▶ **Records for the exercise**:
=== Section Start ===

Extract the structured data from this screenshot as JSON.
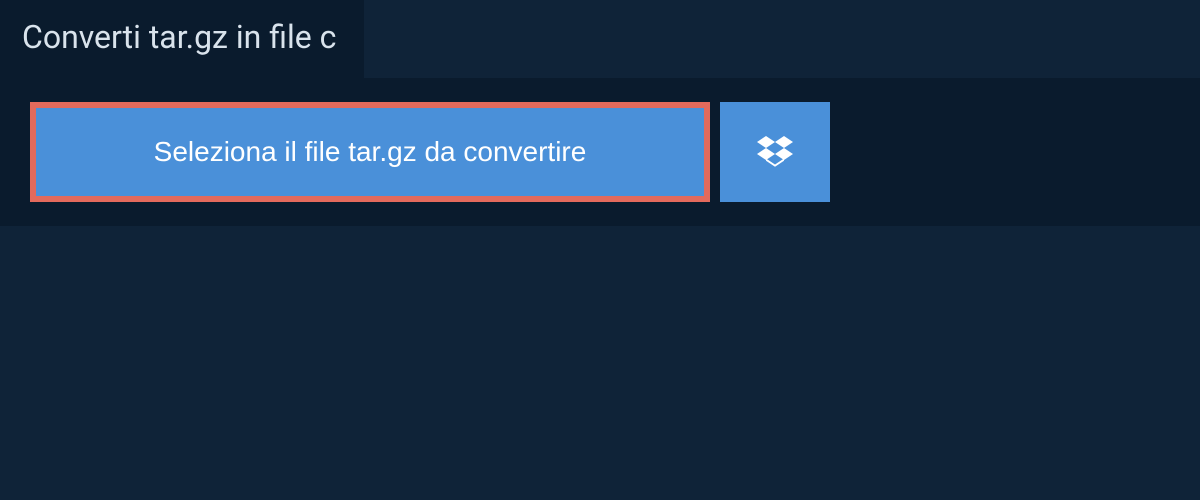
{
  "header": {
    "title": "Converti tar.gz in file c"
  },
  "main": {
    "select_file_label": "Seleziona il file tar.gz da convertire"
  },
  "colors": {
    "background_dark": "#0f2338",
    "panel_dark": "#0a1b2d",
    "button_blue": "#4a90d9",
    "highlight_border": "#e36a5c",
    "text_light": "#d9e3ec"
  }
}
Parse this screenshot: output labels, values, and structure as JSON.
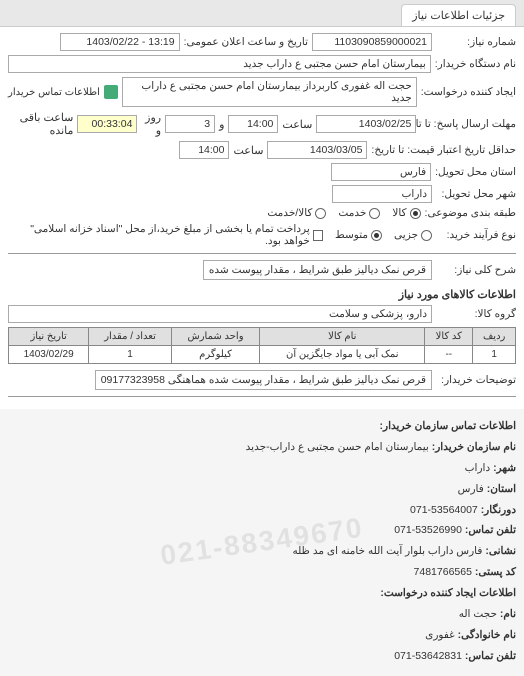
{
  "tab": {
    "title": "جزئیات اطلاعات نیاز"
  },
  "header": {
    "need_no_label": "شماره نیاز:",
    "need_no": "1103090859000021",
    "public_datetime_label": "تاریخ و ساعت اعلان عمومی:",
    "public_datetime": "13:19 - 1403/02/22",
    "buyer_device_label": "نام دستگاه خریدار:",
    "buyer_device": "بیمارستان امام حسن مجتبی  ع  داراب جدید",
    "requester_label": "ایجاد کننده درخواست:",
    "requester": "حجت اله غفوری کاربرداز بیمارستان امام حسن مجتبی  ع  داراب جدید",
    "buyer_contact_label": "اطلاعات تماس خریدار",
    "deadline_label": "مهلت ارسال پاسخ: تا تاریخ:",
    "deadline_date": "1403/02/25",
    "time_label": "ساعت",
    "deadline_time": "14:00",
    "and_label": "و",
    "days_remaining": "3",
    "day_and_label": "روز و",
    "time_remaining": "00:33:04",
    "time_remaining_label": "ساعت باقی مانده",
    "validity_label": "حداقل تاریخ اعتبار قیمت: تا تاریخ:",
    "validity_date": "1403/03/05",
    "validity_time": "14:00",
    "delivery_province_label": "استان محل تحویل:",
    "delivery_province": "فارس",
    "delivery_city_label": "شهر محل تحویل:",
    "delivery_city": "داراب",
    "category_label": "طبقه بندی موضوعی:",
    "cat_goods": "کالا",
    "cat_service": "خدمت",
    "cat_goods_service": "کالا/خدمت",
    "process_label": "نوع فرآیند خرید:",
    "proc_small": "جزیی",
    "proc_medium": "متوسط",
    "proc_note": "پرداخت تمام یا بخشی از مبلغ خرید،از محل \"اسناد خزانه اسلامی\" خواهد بود."
  },
  "need": {
    "overall_label": "شرح کلی نیاز:",
    "overall_desc": "قرص نمک دیالیز طبق شرایط ، مقدار پیوست شده",
    "goods_section": "اطلاعات کالاهای مورد نیاز",
    "group_label": "گروه کالا:",
    "group_value": "دارو، پزشکی و سلامت"
  },
  "table": {
    "headers": [
      "ردیف",
      "کد کالا",
      "نام کالا",
      "واحد شمارش",
      "تعداد / مقدار",
      "تاریخ نیاز"
    ],
    "rows": [
      {
        "idx": "1",
        "code": "--",
        "name": "نمک آبی یا مواد جایگزین آن",
        "unit": "کیلوگرم",
        "qty": "1",
        "date": "1403/02/29"
      }
    ]
  },
  "buyer_notes": {
    "label": "توضیحات خریدار:",
    "value": "قرص نمک دیالیز طبق شرایط ، مقدار پیوست شده هماهنگی 09177323958"
  },
  "contact": {
    "section": "اطلاعات تماس سازمان خریدار:",
    "org_name_label": "نام سازمان خریدار:",
    "org_name": "بیمارستان امام حسن مجتبی ع داراب-جدید",
    "city_label": "شهر:",
    "city": "داراب",
    "province_label": "استان:",
    "province": "فارس",
    "fax_label": "دورنگار:",
    "fax": "53564007-071",
    "phone_label": "تلفن تماس:",
    "phone": "53526990-071",
    "address_label": "نشانی:",
    "address": "فارس داراب بلوار آیت الله خامنه ای مد ظله",
    "postal_label": "کد پستی:",
    "postal": "7481766565",
    "creator_section": "اطلاعات ایجاد کننده درخواست:",
    "fname_label": "نام:",
    "fname": "حجت اله",
    "lname_label": "نام خانوادگی:",
    "lname": "غفوری",
    "cphone_label": "تلفن تماس:",
    "cphone": "53642831-071"
  },
  "watermark": "021-88349670"
}
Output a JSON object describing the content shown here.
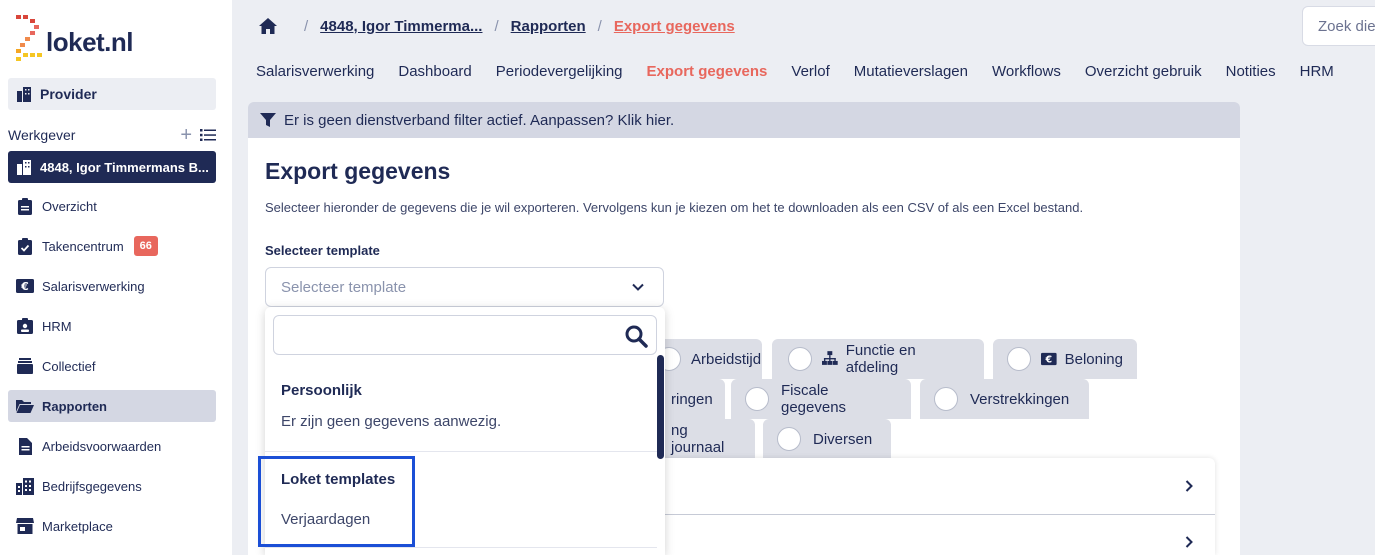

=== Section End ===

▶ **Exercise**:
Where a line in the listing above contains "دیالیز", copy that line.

▶ **Reply to the exercise**:
    "overall_desc": "قرص نمک دیالیز طبق شرایط ، مقدار پیوست شده",
    "value": "قرص نمک دیالیز طبق شرایط ، مقدار پیوست شده هماهنگی 09177323958"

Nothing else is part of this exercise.